SYDNEY, Oct. 23 (Xinhua) -- About 800 students from more than 30 schools and universities across Australia's New South Wales state impressed a 2,000-strong audience, in a night of song and dance at the 2017 Chinese Language Spectacular cultural performance in the Sydney Town Hall Monday.
In its fourth year, the popular event boasted Chinese- language students showcasing their artistic talent in the packed iconic venue.
Jointly organized by the Confucius Institute at the University of New South Wales and the Chinese Language Teachers Association of New South Wales, this year's extravaganza coincided with the 45th anniversary of the establishment of Australia-China diplomatic relations and continued to celebrate the cultural bridges and educational ties between the two countries.
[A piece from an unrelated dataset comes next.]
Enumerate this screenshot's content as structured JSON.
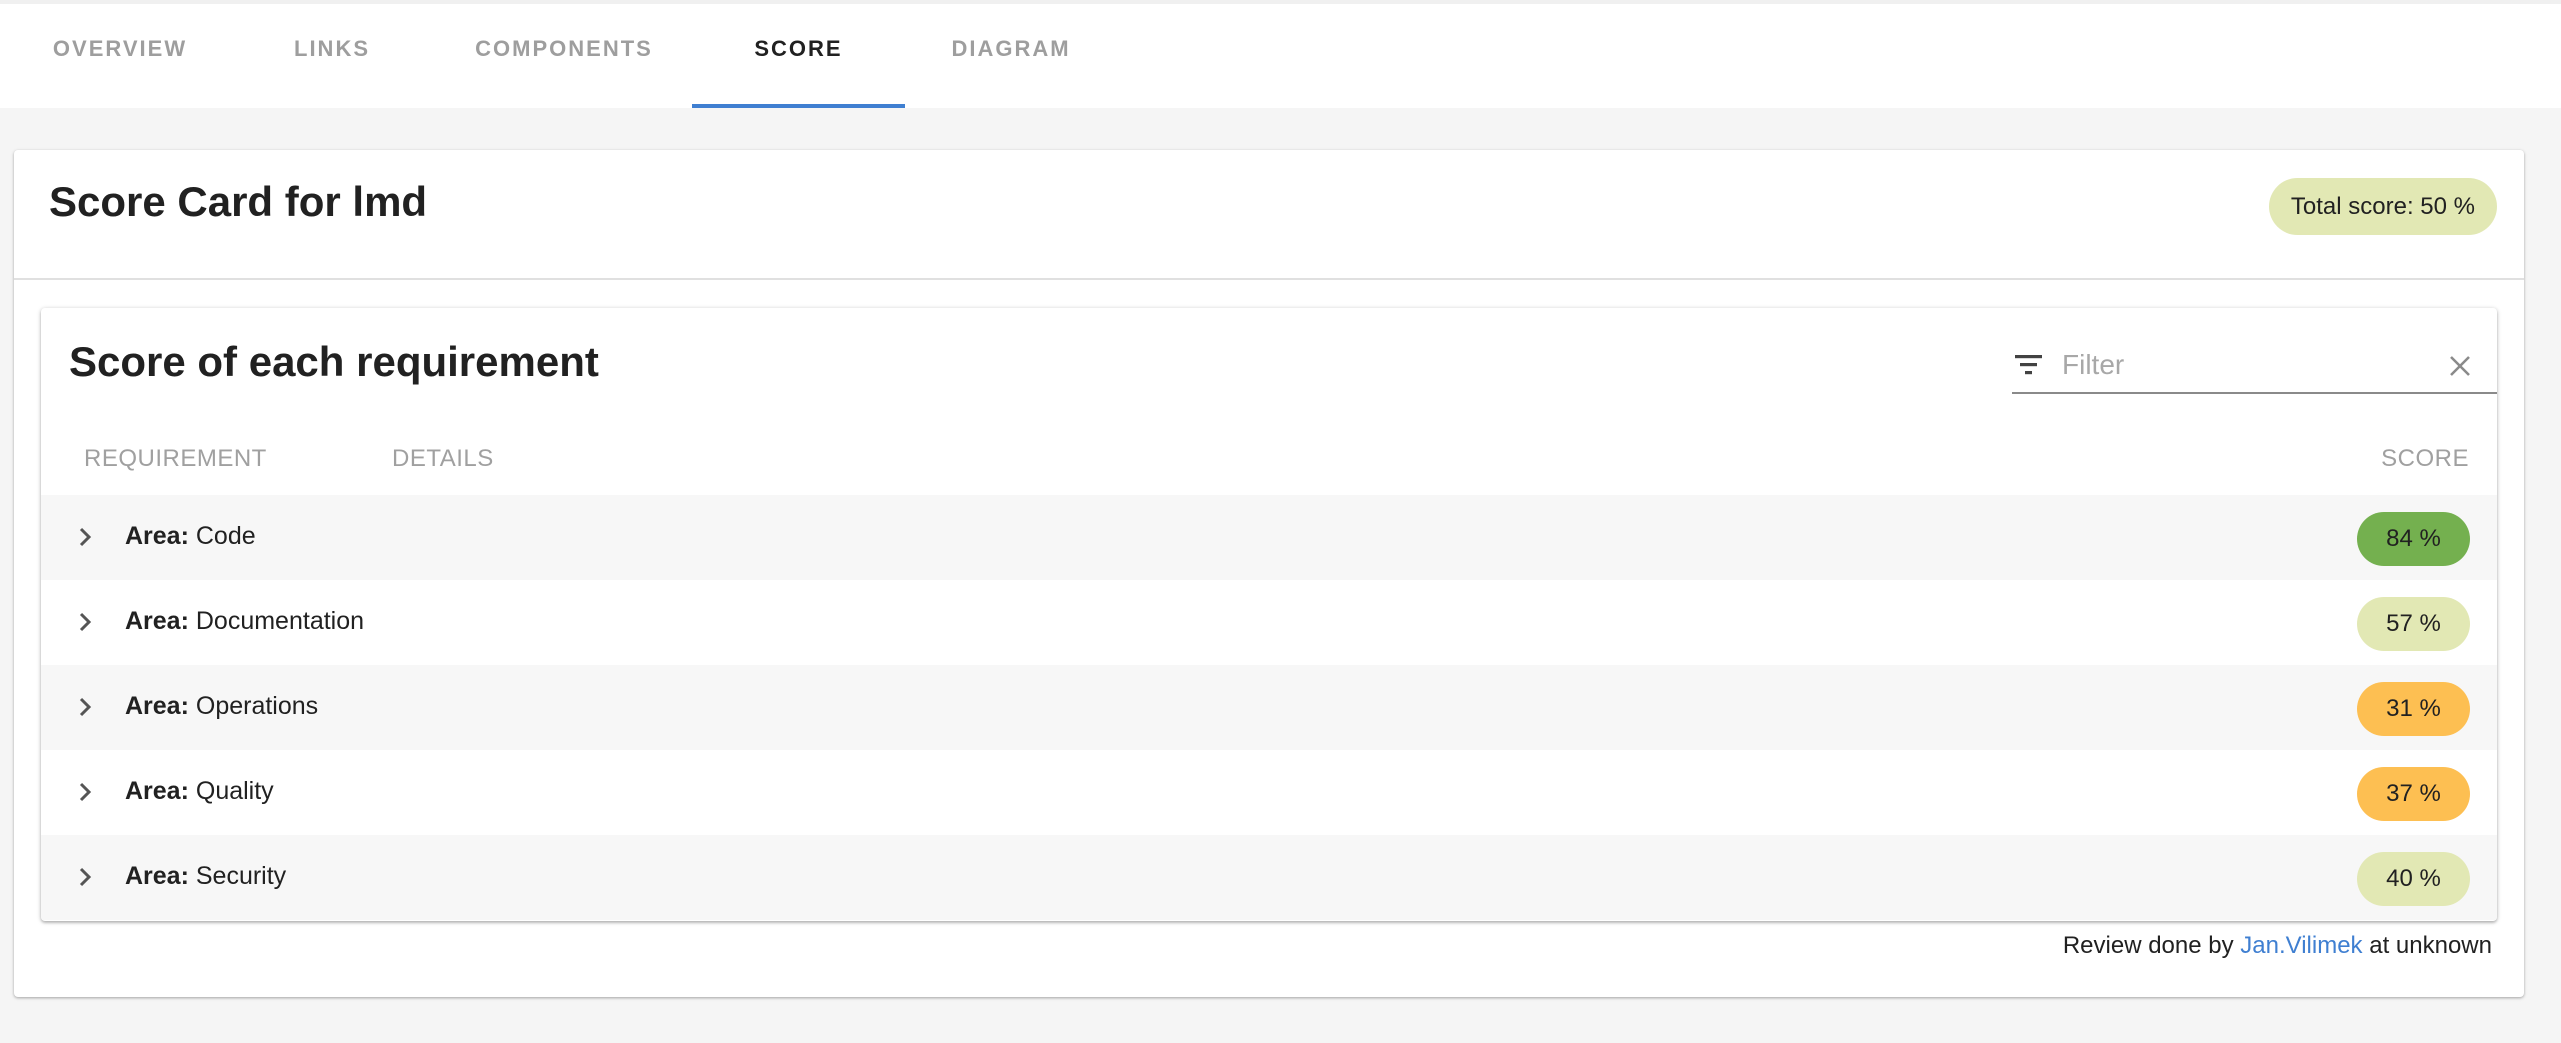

During the event, Education Counsellor Niu Wenqi of the Chinese Consulate General in Sydney highlighted the "spirit of cultural exchange here in Australia."
"It is exciting to see young people engage with Chinese language and culture, as they are our future. It is through their efforts and understanding that the China-Australia connection will continue to flourish."
In his welcome message for the event, UNSW Confucius Institute Director Laurie Pearcey said this year's spectacular "hopes to build upon the success of previous shows and foster greater enthusiasm for Chinese language and culture."
"It will also be a day that I believe students will remember as a milestone in their learning journey," said Pearcey, who is also Pro-Vice Chancellor, International, UNSW. "Through their performances, they will be connecting with over 5,000 years of both ancient and modern Chinese culture. It is precisely this connection to Chinese culture that will help our young performers build positive China-Australia relations in the future."
Highlights of the show included a guzheng (also known as Chinese zither), drum and fan dance by Rouse Hill Public School, poetry recitation "My Chinese Heart" by the United Mandarin Classroom and a Xiangsheng comedy sketch by Macquarie University.
NSW Chinese Language Teachers Association President Maria Xu said the growing amount of interest in the event and the commitment that teachers and students put in it reflected the phenomenal success of Chinese-language learning in the state and beyond.
"More and more people are learning Chinese. Our teachers, when they graduate, basically have no problem finding jobs within a year. That also shows many schools are offering classes to meet the rising demand for Chinese-language learning."